This year my foundation students have found this visual learning aid to be incredibly useful when planning for their main written assessment: the CCR (Comparative Critical Review) where they had to analyse two sources by comparing specific criteria, such as credibility, content presentation, language and style. We had several fish-bone workshops, starting with the students labelling each part of the skeleton as my friend did above during my helpful interrogation. The students could then apply the fish-bone to their own planning, and review each other’s fish-bones, offering further guidance and a chance to reflect on their progress. Here is one of my student’s outlines in the early planning stage:

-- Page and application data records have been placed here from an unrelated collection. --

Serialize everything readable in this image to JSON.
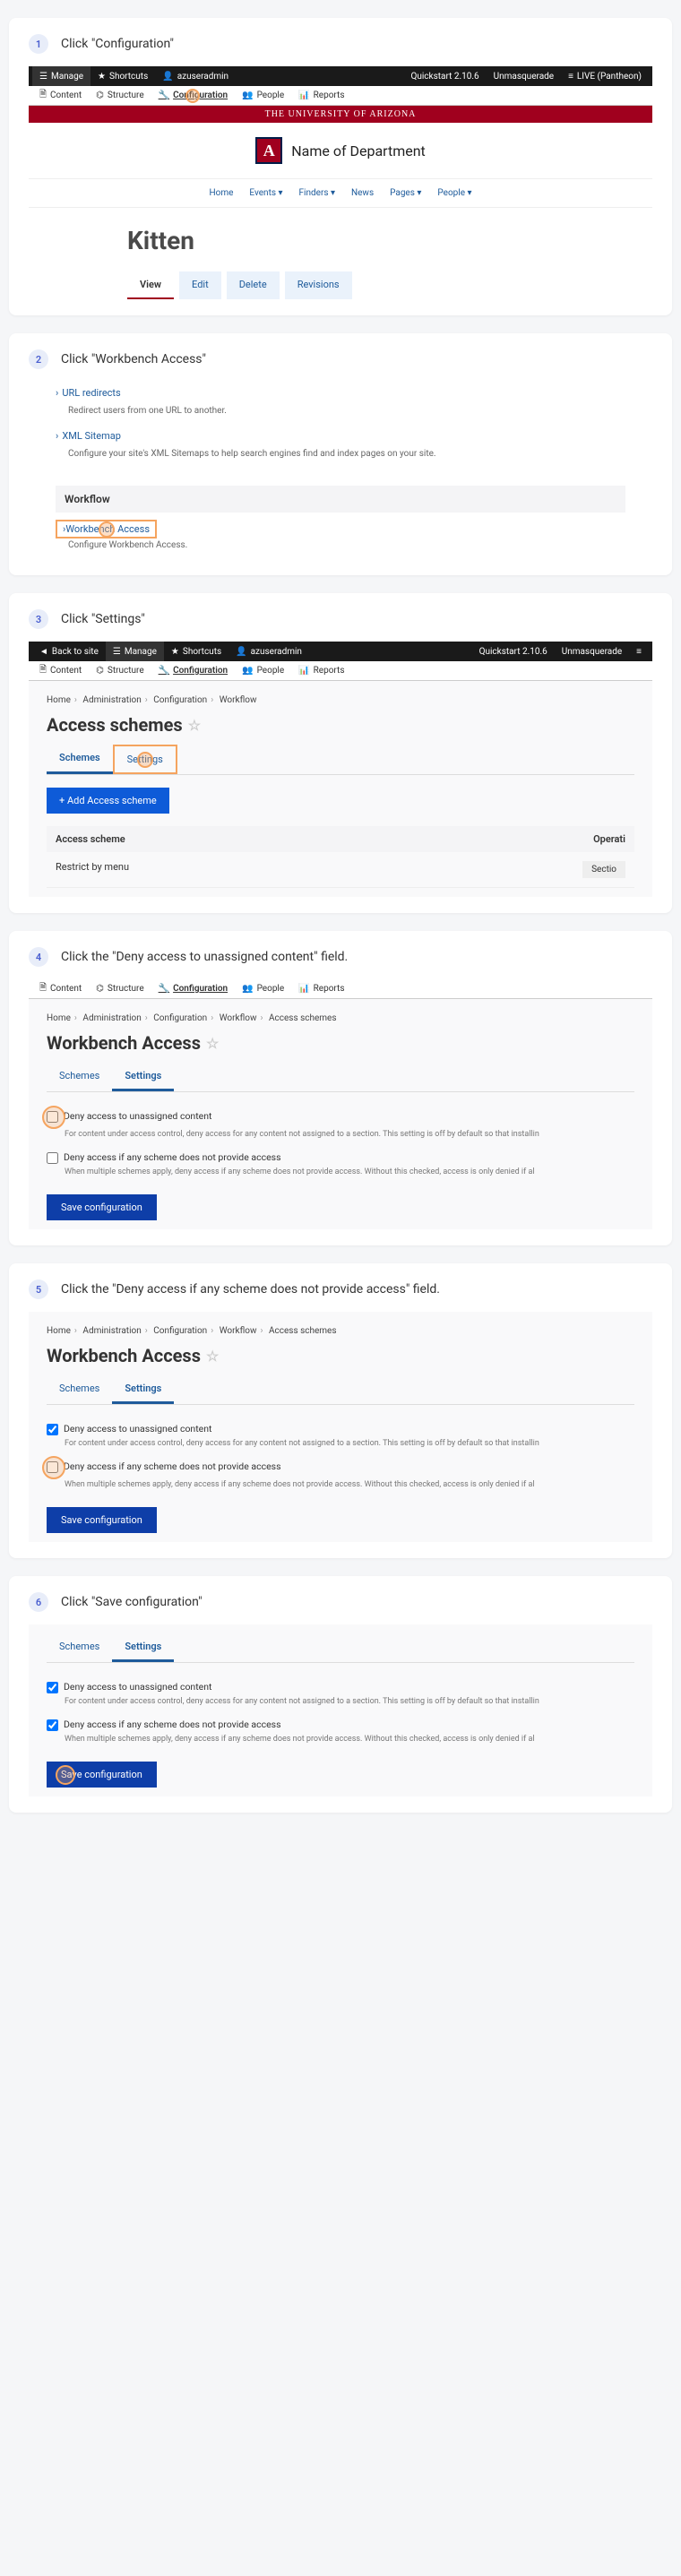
{
  "steps": {
    "s1": {
      "num": "1",
      "title": "Click \"Configuration\""
    },
    "s2": {
      "num": "2",
      "title": "Click \"Workbench Access\""
    },
    "s3": {
      "num": "3",
      "title": "Click \"Settings\""
    },
    "s4": {
      "num": "4",
      "title": "Click the \"Deny access to unassigned content\" field."
    },
    "s5": {
      "num": "5",
      "title": "Click the \"Deny access if any scheme does not provide access\" field."
    },
    "s6": {
      "num": "6",
      "title": "Click \"Save configuration\""
    }
  },
  "adminbar": {
    "manage": "Manage",
    "shortcuts": "Shortcuts",
    "user": "azuseradmin",
    "quickstart": "Quickstart 2.10.6",
    "unmasquerade": "Unmasquerade",
    "live": "LIVE (Pantheon)",
    "back": "Back to site"
  },
  "subbar": {
    "content": "Content",
    "structure": "Structure",
    "config": "Configuration",
    "people": "People",
    "reports": "Reports"
  },
  "uofa": "THE UNIVERSITY OF ARIZONA",
  "dept": "Name of Department",
  "nav": {
    "home": "Home",
    "events": "Events",
    "finders": "Finders",
    "news": "News",
    "pages": "Pages",
    "people": "People"
  },
  "page1": {
    "title": "Kitten",
    "view": "View",
    "edit": "Edit",
    "delete": "Delete",
    "revisions": "Revisions"
  },
  "step2": {
    "url_redirects": "URL redirects",
    "url_desc": "Redirect users from one URL to another.",
    "xml": "XML Sitemap",
    "xml_desc": "Configure your site's XML Sitemaps to help search engines find and index pages on your site.",
    "workflow": "Workflow",
    "wb_access": "Workbench Access",
    "wb_desc": "Configure Workbench Access."
  },
  "step3": {
    "crumbs": {
      "home": "Home",
      "admin": "Administration",
      "config": "Configuration",
      "workflow": "Workflow"
    },
    "heading": "Access schemes",
    "tab_schemes": "Schemes",
    "tab_settings": "Settings",
    "add": "+ Add Access scheme",
    "col_scheme": "Access scheme",
    "col_op": "Operati",
    "row": "Restrict by menu",
    "sect": "Sectio"
  },
  "step4": {
    "crumbs": {
      "home": "Home",
      "admin": "Administration",
      "config": "Configuration",
      "workflow": "Workflow",
      "schemes": "Access schemes"
    },
    "heading": "Workbench Access",
    "tab_schemes": "Schemes",
    "tab_settings": "Settings",
    "cb1": "Deny access to unassigned content",
    "cb1_desc": "For content under access control, deny access for any content not assigned to a section. This setting is off by default so that installin",
    "cb2": "Deny access if any scheme does not provide access",
    "cb2_desc": "When multiple schemes apply, deny access if any scheme does not provide access. Without this checked, access is only denied if al",
    "save": "Save configuration"
  }
}
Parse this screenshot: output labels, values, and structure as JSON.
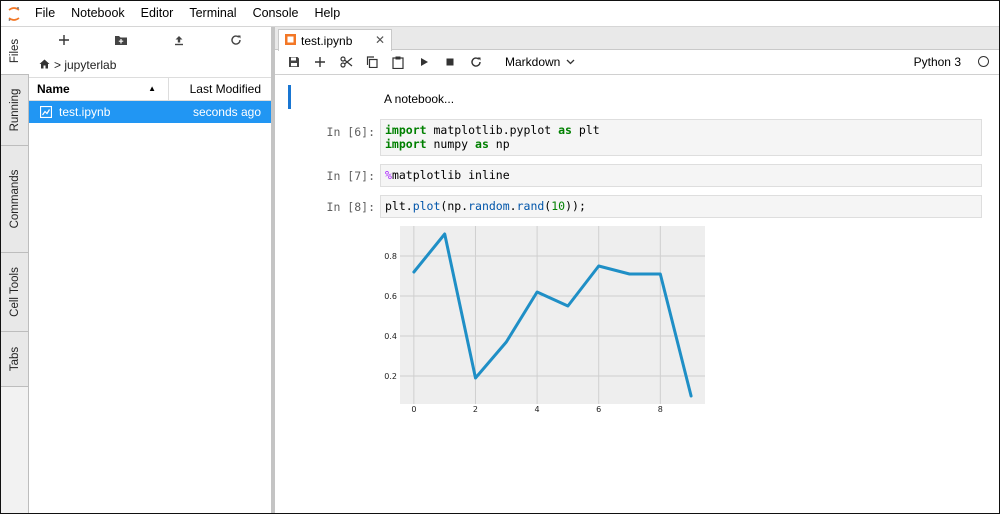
{
  "menubar": {
    "items": [
      "File",
      "Notebook",
      "Editor",
      "Terminal",
      "Console",
      "Help"
    ]
  },
  "side_tabs": [
    "Files",
    "Running",
    "Commands",
    "Cell Tools",
    "Tabs"
  ],
  "filebrowser": {
    "breadcrumb": "jupyterlab",
    "columns": {
      "name": "Name",
      "modified": "Last Modified"
    },
    "files": [
      {
        "name": "test.ipynb",
        "modified": "seconds ago"
      }
    ]
  },
  "notebook": {
    "tab_title": "test.ipynb",
    "cell_type": "Markdown",
    "kernel": "Python 3",
    "markdown_cell": "A notebook...",
    "cells": [
      {
        "prompt": "In [6]:",
        "lines": [
          "import matplotlib.pyplot as plt",
          "import numpy as np"
        ]
      },
      {
        "prompt": "In [7]:",
        "lines": [
          "%matplotlib inline"
        ]
      },
      {
        "prompt": "In [8]:",
        "lines": [
          "plt.plot(np.random.rand(10));"
        ]
      }
    ]
  },
  "chart_data": {
    "type": "line",
    "x": [
      0,
      1,
      2,
      3,
      4,
      5,
      6,
      7,
      8,
      9
    ],
    "series": [
      {
        "values": [
          0.72,
          0.91,
          0.19,
          0.37,
          0.62,
          0.55,
          0.75,
          0.71,
          0.71,
          0.1
        ],
        "color": "#1f8fc6"
      }
    ],
    "xticks": [
      "0",
      "2",
      "4",
      "6",
      "8"
    ],
    "yticks": [
      "0.2",
      "0.4",
      "0.6",
      "0.8"
    ],
    "xlim": [
      -0.45,
      9.45
    ],
    "ylim": [
      0.06,
      0.95
    ],
    "grid": true,
    "background": "#eeeeee"
  },
  "colors": {
    "accent": "#2196f3",
    "active_cell": "#1976d2"
  }
}
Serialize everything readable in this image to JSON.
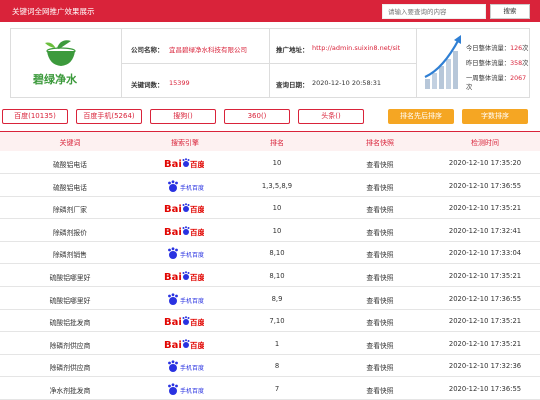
{
  "header": {
    "title": "关键词全网推广效果展示",
    "search_placeholder": "请输入要查询的内容",
    "search_button": "搜索"
  },
  "company": {
    "logo_text": "碧绿净水",
    "name_label": "公司名称：",
    "name": "宜昌碧绿净水科技有限公司",
    "site_label": "推广地址：",
    "site": "http://admin.suixin8.net/sit",
    "keywords_label": "关键词数：",
    "keywords_count": "15399",
    "date_label": "查询日期：",
    "date": "2020-12-10 20:58:31"
  },
  "traffic": {
    "today_label": "今日整体流量：",
    "today_value": "126",
    "yesterday_label": "昨日整体流量：",
    "yesterday_value": "358",
    "week_label": "一周整体流量：",
    "week_value": "2067",
    "unit": "次"
  },
  "tabs": {
    "baidu": "百度(10135)",
    "baidu_mobile": "百度手机(5264)",
    "sogou": "搜狗()",
    "s360": "360()",
    "toutiao": "头条()",
    "sort_rank": "排名先后排序",
    "sort_chars": "字数排序"
  },
  "table": {
    "headers": [
      "关键词",
      "搜索引擎",
      "排名",
      "排名快照",
      "检测时间"
    ],
    "rows": [
      {
        "keyword": "硫酸铝电话",
        "engine": "pc",
        "rank": "10",
        "snapshot": "查看快照",
        "time": "2020-12-10 17:35:20"
      },
      {
        "keyword": "硫酸铝电话",
        "engine": "mobile",
        "rank": "1,3,5,8,9",
        "snapshot": "查看快照",
        "time": "2020-12-10 17:36:55"
      },
      {
        "keyword": "除磷剂厂家",
        "engine": "pc",
        "rank": "10",
        "snapshot": "查看快照",
        "time": "2020-12-10 17:35:21"
      },
      {
        "keyword": "除磷剂报价",
        "engine": "pc",
        "rank": "10",
        "snapshot": "查看快照",
        "time": "2020-12-10 17:32:41"
      },
      {
        "keyword": "除磷剂销售",
        "engine": "mobile",
        "rank": "8,10",
        "snapshot": "查看快照",
        "time": "2020-12-10 17:33:04"
      },
      {
        "keyword": "硫酸铝哪里好",
        "engine": "pc",
        "rank": "8,10",
        "snapshot": "查看快照",
        "time": "2020-12-10 17:35:21"
      },
      {
        "keyword": "硫酸铝哪里好",
        "engine": "mobile",
        "rank": "8,9",
        "snapshot": "查看快照",
        "time": "2020-12-10 17:36:55"
      },
      {
        "keyword": "硫酸铝批发商",
        "engine": "pc",
        "rank": "7,10",
        "snapshot": "查看快照",
        "time": "2020-12-10 17:35:21"
      },
      {
        "keyword": "除磷剂供应商",
        "engine": "pc",
        "rank": "1",
        "snapshot": "查看快照",
        "time": "2020-12-10 17:35:21"
      },
      {
        "keyword": "除磷剂供应商",
        "engine": "mobile",
        "rank": "8",
        "snapshot": "查看快照",
        "time": "2020-12-10 17:32:36"
      },
      {
        "keyword": "净水剂批发商",
        "engine": "mobile",
        "rank": "7",
        "snapshot": "查看快照",
        "time": "2020-12-10 17:36:55"
      }
    ]
  },
  "engine_labels": {
    "pc_text": "Bai",
    "pc_text2": "百度",
    "mobile_text": "手机百度"
  },
  "colors": {
    "brand_red": "#d9233a",
    "sort_orange": "#f5a623",
    "baidu_blue": "#2932e1",
    "logo_green": "#3c9a3c"
  }
}
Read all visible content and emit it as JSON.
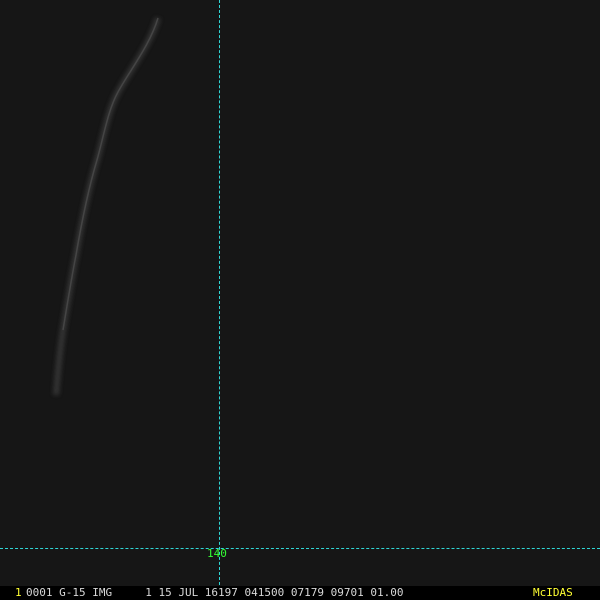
{
  "colors": {
    "background": "#161616",
    "grid_line": "#2fd6d6",
    "grid_label": "#33ff33",
    "status_text": "#d8d8d8",
    "accent": "#ffff33"
  },
  "grid": {
    "longitude_label": "140"
  },
  "status_bar": {
    "frame_number": "1",
    "text": "0001 G-15 IMG     1 15 JUL 16197 041500 07179 09701 01.00",
    "brand": "McIDAS"
  }
}
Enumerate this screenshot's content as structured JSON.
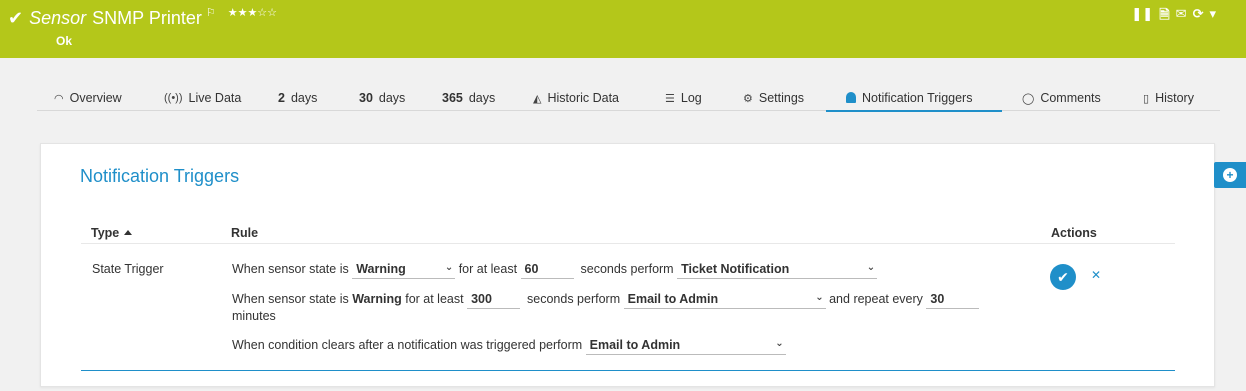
{
  "header": {
    "sensor_word": "Sensor",
    "name": "SNMP Printer",
    "stars": "★★★☆☆",
    "status": "Ok",
    "icons": [
      "pause-icon",
      "report-icon",
      "email-icon",
      "refresh-icon",
      "dropdown-icon"
    ]
  },
  "tabs": [
    {
      "label": "Overview",
      "icon": "gauge-icon"
    },
    {
      "label": "Live Data",
      "icon": "broadcast-icon"
    },
    {
      "num": "2",
      "unit": "days"
    },
    {
      "num": "30",
      "unit": "days"
    },
    {
      "num": "365",
      "unit": "days"
    },
    {
      "label": "Historic Data",
      "icon": "area-chart-icon"
    },
    {
      "label": "Log",
      "icon": "list-icon"
    },
    {
      "label": "Settings",
      "icon": "gear-icon"
    },
    {
      "label": "Notification Triggers",
      "icon": "bell-icon",
      "active": true
    },
    {
      "label": "Comments",
      "icon": "comment-icon"
    },
    {
      "label": "History",
      "icon": "history-icon"
    }
  ],
  "panel": {
    "title": "Notification Triggers",
    "columns": {
      "type": "Type",
      "rule": "Rule",
      "actions": "Actions"
    },
    "row": {
      "type": "State Trigger",
      "line1": {
        "prefix": "When sensor state is",
        "state": "Warning",
        "for_at_least": "for at least",
        "seconds": "60",
        "seconds_perform": "seconds perform",
        "action": "Ticket Notification"
      },
      "line2": {
        "prefix": "When sensor state is",
        "state": "Warning",
        "for_at_least": "for at least",
        "seconds": "300",
        "seconds_perform": "seconds perform",
        "action": "Email to Admin",
        "repeat": "and repeat every",
        "repeat_value": "30",
        "minutes": "minutes"
      },
      "line3": {
        "text": "When condition clears after a notification was triggered perform",
        "action": "Email to Admin"
      }
    }
  },
  "colors": {
    "header": "#b4c71a",
    "accent": "#1f8fc9"
  }
}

Further work may be required on each part of the fish-bone depending on the level of study. For example, with my foundation students we cut off the head and dissected it. Close analysis lead to some interesting comments: “the eye represents the thesis statement so the mouth must be the map”. My students then decided to invert the fish-head to reflect the model of a typical introduction as shown here in a post-graduate class:
A memorable learning moment in the initial planning stage was when a student labelled one bone as “analysis” and another as “evaluation” rather than putting the key topic for discussion on each bone. I did not have to intervene as another class member shouted out, “NO! Analysis and evaluation should come under each bone. It is the FLESH on the bone!” As their assignments developed, the students could flesh-out their work – for example, the points identified on each bone soon transformed into highly effective topic sentences.
Moving up to post-graduate level, my students on the ALL (Academic Language & Literacy) for GSoE (Graduate School of Education) applied the fish-bone to their dissertation writing and found it equally valuable not only for organising their key sections but for thinking about the reflective process: here we could say that reflection and reflexion (where the writer reflects on his/her own impact on the research) really plays an integral part in each stage of their writing and, in fitting with our marine analogy, adds even more flesh to the bone, underpinning the recursive nature of the writing process.
This highly visual learning aid not only helps students improve their structure and organisation, but also their critical thinking skills as they transition through the process of planning, drafting and editing. On the pre-sessional, I’ll be creating an aquarium of fish for the main assessment tasks: Short Answer Questions (SAQs), Literature Reviews and presentations. And hopefully they’ll all be swimming confidently towards a top grade as they did last year.
Greenaway, L. (2010) Reflexivity – the researcher’s voice in qualitative research [online] Available at: http://www.evaluationservices.co.uk/43/Reflexivity-the-researcher039s-voice-qualitative-research/
Harmer, J. (2004) How to teach Writing, Longman